__What the task asks__
How many lines of these entries include the string "title"? State the number alone.

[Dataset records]
★ ★ ★

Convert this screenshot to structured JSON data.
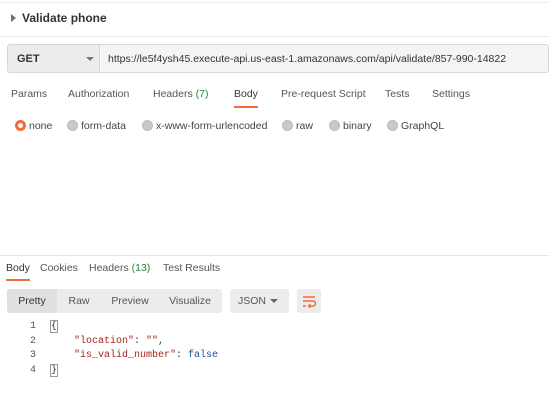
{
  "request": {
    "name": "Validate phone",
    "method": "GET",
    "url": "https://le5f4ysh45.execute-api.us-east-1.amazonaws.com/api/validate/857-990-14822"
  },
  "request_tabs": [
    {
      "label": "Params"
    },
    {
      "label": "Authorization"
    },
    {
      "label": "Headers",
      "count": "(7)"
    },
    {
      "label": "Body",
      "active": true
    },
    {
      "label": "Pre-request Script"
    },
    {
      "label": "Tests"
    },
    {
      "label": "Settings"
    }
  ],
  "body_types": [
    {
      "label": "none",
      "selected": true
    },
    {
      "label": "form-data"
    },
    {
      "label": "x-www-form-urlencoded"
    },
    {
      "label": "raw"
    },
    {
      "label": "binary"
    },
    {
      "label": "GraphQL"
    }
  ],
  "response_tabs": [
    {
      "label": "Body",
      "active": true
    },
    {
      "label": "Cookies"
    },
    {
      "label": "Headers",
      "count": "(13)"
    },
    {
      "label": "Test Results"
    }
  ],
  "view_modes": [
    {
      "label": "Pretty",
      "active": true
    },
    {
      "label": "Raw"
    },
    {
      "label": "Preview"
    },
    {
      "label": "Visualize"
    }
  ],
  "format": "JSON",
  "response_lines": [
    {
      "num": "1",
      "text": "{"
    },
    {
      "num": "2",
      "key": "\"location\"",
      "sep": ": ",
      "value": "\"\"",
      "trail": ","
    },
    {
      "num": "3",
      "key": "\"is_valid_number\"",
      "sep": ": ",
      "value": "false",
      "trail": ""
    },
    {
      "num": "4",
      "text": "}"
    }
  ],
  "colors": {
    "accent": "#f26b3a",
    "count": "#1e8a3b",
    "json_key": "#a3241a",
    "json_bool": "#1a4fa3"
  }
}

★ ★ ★

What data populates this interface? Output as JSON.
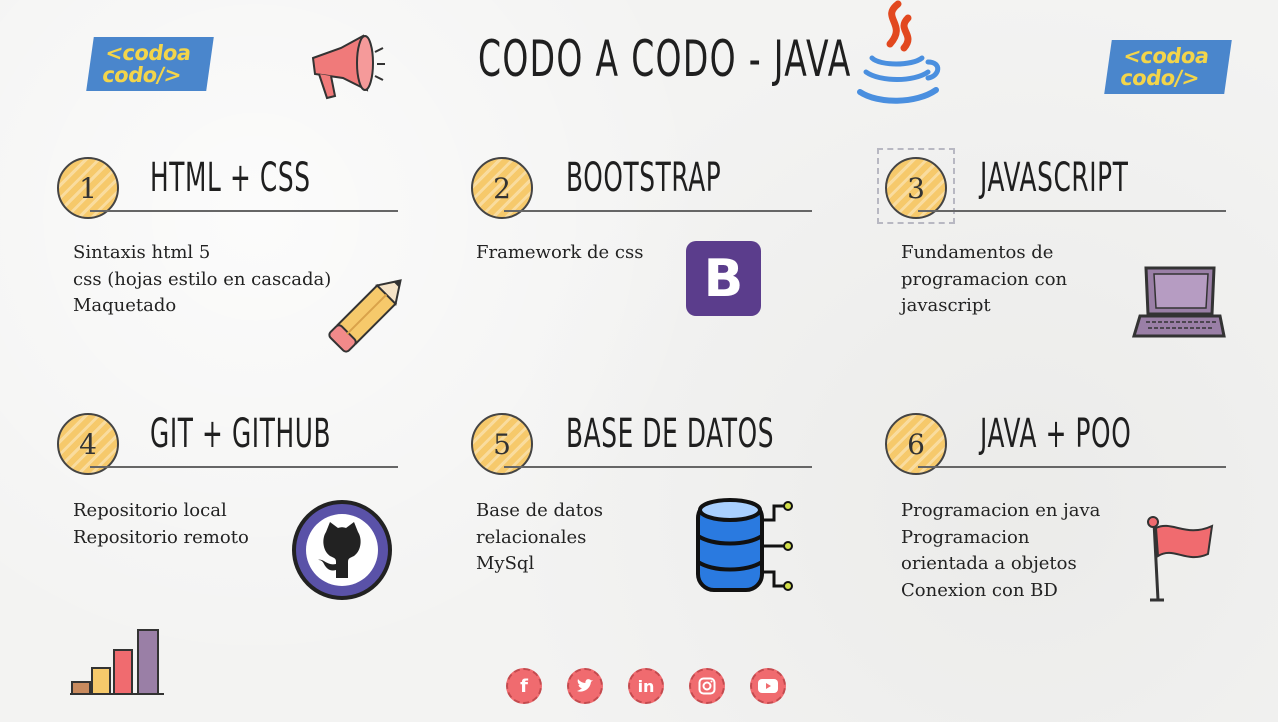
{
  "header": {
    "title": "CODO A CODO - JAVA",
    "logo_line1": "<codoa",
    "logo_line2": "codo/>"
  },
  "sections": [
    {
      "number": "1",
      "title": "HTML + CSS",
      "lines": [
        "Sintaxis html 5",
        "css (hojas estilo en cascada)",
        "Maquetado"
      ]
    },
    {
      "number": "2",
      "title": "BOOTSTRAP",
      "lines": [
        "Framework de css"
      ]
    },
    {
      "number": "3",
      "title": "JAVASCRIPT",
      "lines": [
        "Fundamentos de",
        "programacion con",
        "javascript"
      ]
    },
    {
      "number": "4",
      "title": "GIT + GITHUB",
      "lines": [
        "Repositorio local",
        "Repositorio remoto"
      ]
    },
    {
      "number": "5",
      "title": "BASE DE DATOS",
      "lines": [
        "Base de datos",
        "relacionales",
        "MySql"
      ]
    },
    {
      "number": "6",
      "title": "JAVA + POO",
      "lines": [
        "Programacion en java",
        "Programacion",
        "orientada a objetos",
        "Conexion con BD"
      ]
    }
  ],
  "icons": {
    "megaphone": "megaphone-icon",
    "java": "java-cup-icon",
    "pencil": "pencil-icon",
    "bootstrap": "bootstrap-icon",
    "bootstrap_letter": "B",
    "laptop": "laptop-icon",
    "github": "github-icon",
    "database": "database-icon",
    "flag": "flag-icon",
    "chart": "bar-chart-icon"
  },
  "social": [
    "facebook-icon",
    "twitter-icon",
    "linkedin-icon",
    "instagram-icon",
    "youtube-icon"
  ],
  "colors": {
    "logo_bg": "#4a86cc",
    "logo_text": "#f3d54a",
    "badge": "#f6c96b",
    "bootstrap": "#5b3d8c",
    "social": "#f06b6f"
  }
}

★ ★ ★

__Written response__
7